After six hours of consistent dual time with Eric, Glenn was told, “After today I don’t see why you can’t fly alone next time. I know you don’t think about these things much, but let your family know that you’ll be flying solo. They would love to watch.”
May 30, 2015 was solo day for Glenn. He tried to act like everything was normal. The weather was great, there were blue skies, a light wind. Eric drove himself to the airport, pre-flighted the airplane, and waited for his flying instructor. Here came his grandpa and grandma, his Uncle Joe, his dad, mother and sisters, and finally here came Eric, his CFI.
“Eric explained we would do three takeoffs and landings together and if I handled them without a problem he would turn me loose. The nerves were starting to come back at this point.”
Eric said, “‘I’m outa here.”
Glenn taxied slowly down the runway, did the takeoff checks, said a few prayers and taxied “on to the active, held the brakes, full power, everything looked good. I released the brakes and began the takeoff roll. You know, it’s amazing how much quicker a plane will fly when you get your 240-pound instructor out of there.”
Glenn said as soon as he got off the ground, he went into a special state of mind. “The same state of mind that got me hooked on flying, and the state of mind where everything becomes a dream; the one where you ask yourself if you’re really doing this.
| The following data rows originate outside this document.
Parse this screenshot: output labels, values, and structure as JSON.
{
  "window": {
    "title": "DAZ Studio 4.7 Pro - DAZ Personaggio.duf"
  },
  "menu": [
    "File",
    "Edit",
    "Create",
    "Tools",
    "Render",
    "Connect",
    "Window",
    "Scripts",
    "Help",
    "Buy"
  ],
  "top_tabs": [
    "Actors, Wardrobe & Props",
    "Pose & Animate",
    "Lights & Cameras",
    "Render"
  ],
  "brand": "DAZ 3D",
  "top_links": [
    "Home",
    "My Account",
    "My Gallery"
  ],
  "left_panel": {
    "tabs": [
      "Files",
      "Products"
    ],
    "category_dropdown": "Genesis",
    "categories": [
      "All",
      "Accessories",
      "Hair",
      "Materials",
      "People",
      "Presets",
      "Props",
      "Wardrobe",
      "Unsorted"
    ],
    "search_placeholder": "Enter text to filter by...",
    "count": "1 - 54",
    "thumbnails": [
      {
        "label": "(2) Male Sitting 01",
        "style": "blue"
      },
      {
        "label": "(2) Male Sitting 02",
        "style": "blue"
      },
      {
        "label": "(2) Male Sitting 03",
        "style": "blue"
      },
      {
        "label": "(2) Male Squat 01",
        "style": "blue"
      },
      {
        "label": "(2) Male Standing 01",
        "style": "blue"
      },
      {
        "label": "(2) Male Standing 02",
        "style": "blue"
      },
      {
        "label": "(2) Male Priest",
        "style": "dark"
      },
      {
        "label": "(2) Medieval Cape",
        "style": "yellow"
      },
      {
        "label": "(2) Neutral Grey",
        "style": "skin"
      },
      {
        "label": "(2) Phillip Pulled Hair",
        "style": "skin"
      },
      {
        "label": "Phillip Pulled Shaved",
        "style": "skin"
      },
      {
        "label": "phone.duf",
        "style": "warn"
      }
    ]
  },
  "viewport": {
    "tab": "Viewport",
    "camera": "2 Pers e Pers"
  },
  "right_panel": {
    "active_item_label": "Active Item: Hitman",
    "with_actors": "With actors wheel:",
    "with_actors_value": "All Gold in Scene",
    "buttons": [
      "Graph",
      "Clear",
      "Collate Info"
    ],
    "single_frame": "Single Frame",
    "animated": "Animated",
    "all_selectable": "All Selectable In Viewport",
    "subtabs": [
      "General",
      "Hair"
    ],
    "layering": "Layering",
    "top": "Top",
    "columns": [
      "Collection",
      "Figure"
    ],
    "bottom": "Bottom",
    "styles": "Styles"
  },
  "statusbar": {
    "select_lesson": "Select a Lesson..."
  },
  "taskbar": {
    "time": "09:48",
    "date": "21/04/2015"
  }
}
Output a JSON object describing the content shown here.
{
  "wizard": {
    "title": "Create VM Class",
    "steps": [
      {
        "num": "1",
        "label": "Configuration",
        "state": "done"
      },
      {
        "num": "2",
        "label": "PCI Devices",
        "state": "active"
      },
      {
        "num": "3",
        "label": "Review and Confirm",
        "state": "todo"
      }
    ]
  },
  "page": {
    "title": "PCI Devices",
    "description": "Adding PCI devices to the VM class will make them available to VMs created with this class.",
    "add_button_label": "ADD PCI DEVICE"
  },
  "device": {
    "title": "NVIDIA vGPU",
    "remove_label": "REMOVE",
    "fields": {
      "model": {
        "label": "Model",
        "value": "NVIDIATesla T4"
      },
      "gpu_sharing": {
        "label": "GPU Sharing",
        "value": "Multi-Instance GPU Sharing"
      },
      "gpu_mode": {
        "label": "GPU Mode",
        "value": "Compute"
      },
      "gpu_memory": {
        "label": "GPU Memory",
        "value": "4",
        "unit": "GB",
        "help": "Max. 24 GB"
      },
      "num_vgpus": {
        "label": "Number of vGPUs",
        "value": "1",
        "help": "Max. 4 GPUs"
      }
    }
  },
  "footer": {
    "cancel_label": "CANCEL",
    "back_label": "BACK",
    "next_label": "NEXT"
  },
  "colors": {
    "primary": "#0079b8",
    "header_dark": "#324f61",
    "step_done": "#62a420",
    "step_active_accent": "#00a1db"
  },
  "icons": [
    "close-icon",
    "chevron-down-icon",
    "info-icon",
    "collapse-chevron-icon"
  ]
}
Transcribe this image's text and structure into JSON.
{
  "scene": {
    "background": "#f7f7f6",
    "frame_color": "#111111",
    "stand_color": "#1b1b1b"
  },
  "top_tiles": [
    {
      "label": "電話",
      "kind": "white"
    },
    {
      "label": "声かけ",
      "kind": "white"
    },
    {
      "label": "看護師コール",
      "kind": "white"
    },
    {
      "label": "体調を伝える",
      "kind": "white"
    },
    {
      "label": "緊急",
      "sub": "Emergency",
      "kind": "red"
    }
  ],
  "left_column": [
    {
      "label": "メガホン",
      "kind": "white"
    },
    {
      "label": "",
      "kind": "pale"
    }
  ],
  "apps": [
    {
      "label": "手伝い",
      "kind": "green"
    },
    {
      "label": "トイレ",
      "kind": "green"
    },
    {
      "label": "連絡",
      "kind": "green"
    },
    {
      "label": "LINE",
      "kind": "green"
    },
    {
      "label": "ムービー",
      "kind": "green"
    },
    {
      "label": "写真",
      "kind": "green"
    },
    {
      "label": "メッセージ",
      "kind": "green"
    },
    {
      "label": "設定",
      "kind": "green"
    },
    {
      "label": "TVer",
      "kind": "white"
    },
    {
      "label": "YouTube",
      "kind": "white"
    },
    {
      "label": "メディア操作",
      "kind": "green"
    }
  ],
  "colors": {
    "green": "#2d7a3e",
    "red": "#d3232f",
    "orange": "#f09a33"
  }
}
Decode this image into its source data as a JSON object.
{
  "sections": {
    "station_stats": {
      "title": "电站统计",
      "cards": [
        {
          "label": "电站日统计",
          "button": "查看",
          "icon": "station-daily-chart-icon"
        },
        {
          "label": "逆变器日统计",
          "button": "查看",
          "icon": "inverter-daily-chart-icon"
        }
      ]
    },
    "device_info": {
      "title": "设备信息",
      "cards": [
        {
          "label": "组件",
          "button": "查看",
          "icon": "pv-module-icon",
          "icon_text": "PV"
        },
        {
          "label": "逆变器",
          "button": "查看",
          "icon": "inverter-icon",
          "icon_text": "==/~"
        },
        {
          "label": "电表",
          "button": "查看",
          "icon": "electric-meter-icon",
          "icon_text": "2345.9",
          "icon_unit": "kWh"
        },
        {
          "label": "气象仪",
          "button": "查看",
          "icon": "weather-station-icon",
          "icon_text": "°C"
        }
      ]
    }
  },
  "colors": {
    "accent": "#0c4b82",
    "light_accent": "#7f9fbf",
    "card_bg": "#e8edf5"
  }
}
I think it’s a state of mind only another pilot can share. All of my nervousness left; it was just me and my airplane – flying. When it came to the landings, I heard my instructor’s voice giving me advice.”
On National Aviation Day 2015, Glenn had finished all the hour requirements of training to achieve his private pilot’s license.
Glenn found there is just one designated pilot examiner in Wyoming; the nearest examiner had to come out of Montana.
It took 61 days, and you can be sure Glenn was counting them, before an examiner came to Greybull.
Glenn spent an hour and 20 minutes doing the oral portion of his check ride. “To my surprise the examiner didn’t ask me anything I didn’t know. He even said he was impressed with how well I knew my aviation.”
After passing the oral exam, Glenn and the inspector headed to the airplane. It wasn’t ideal flying weather; rain showers surrounded the airport, but neither student nor examiner wanted to reschedule.
Everyone was briefed, everything checked out, and “before I knew it was on the climb with someone other than my CFI next to me. Everything was going smooth. Soon the examiner had me doing things I had never done before. He got me thinking outside of the box. A few unusual altitudes and an engine failure later we were heading back to the airport. Clouds were getting closer, lower to the field, the air was getting bumpy and it was starting to rain. Despite the rough air, rain inside and outside the aircraft and winds picking up, I passed my check ride. The examiner said, ‘Great job, sir,’ shook my hand, got out of the airplane to fill out the paperwork and I taxied and put the aircraft back in its home.’
“A few signatures here and here and I was no longer a wannabe pilot. I was now a private pilot. I thanked the examiner for making my dream come true.”
Glenn’s first passenger was his Dad. “There’s nothing more rewarding that seeing your Dad grinning next to you while you show him the world from above. I took his request and followed the river from Greybull to the Yellowtail area. It was an awesome hour and a half spent with my Dad.”
Little did Glenn, or his father and mother, know that Glenn’s search to learn more about his grandfather, would have him flying his own Piper Cub before he graduated from high school.
The whole family is smiling.